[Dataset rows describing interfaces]

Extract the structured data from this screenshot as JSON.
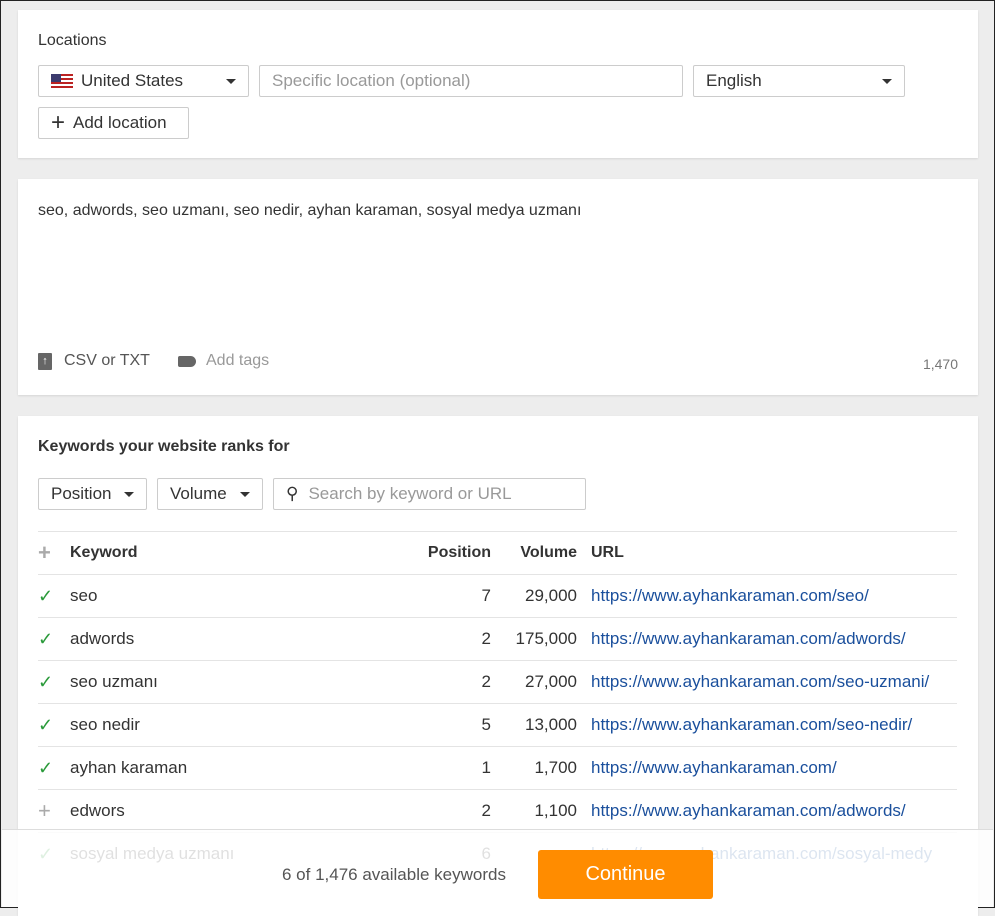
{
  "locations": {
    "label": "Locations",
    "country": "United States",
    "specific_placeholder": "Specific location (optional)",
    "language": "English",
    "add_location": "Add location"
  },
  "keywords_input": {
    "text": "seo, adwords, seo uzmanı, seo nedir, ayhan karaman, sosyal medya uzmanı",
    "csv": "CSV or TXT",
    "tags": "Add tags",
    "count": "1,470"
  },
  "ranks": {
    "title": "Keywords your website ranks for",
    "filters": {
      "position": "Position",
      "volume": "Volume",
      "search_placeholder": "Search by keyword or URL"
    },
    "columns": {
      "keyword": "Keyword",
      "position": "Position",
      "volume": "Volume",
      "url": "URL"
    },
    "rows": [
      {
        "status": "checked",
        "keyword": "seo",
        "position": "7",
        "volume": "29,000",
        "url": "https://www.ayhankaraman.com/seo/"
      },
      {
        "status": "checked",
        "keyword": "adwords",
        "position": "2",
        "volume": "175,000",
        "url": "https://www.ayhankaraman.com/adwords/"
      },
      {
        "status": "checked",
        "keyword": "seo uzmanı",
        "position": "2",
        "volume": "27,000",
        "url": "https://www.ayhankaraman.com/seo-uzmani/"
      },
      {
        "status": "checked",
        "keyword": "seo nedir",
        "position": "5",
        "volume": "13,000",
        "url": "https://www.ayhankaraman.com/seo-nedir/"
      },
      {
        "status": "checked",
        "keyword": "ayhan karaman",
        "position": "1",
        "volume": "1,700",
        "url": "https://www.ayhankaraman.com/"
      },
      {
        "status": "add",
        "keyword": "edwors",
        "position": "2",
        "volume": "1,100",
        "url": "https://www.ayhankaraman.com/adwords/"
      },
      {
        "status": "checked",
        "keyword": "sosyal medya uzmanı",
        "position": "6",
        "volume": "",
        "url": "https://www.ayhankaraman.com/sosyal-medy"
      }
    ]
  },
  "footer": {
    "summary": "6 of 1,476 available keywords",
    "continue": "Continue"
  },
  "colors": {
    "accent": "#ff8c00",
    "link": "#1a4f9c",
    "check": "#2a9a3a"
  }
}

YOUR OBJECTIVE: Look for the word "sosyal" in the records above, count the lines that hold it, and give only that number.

ANSWER BOX: 3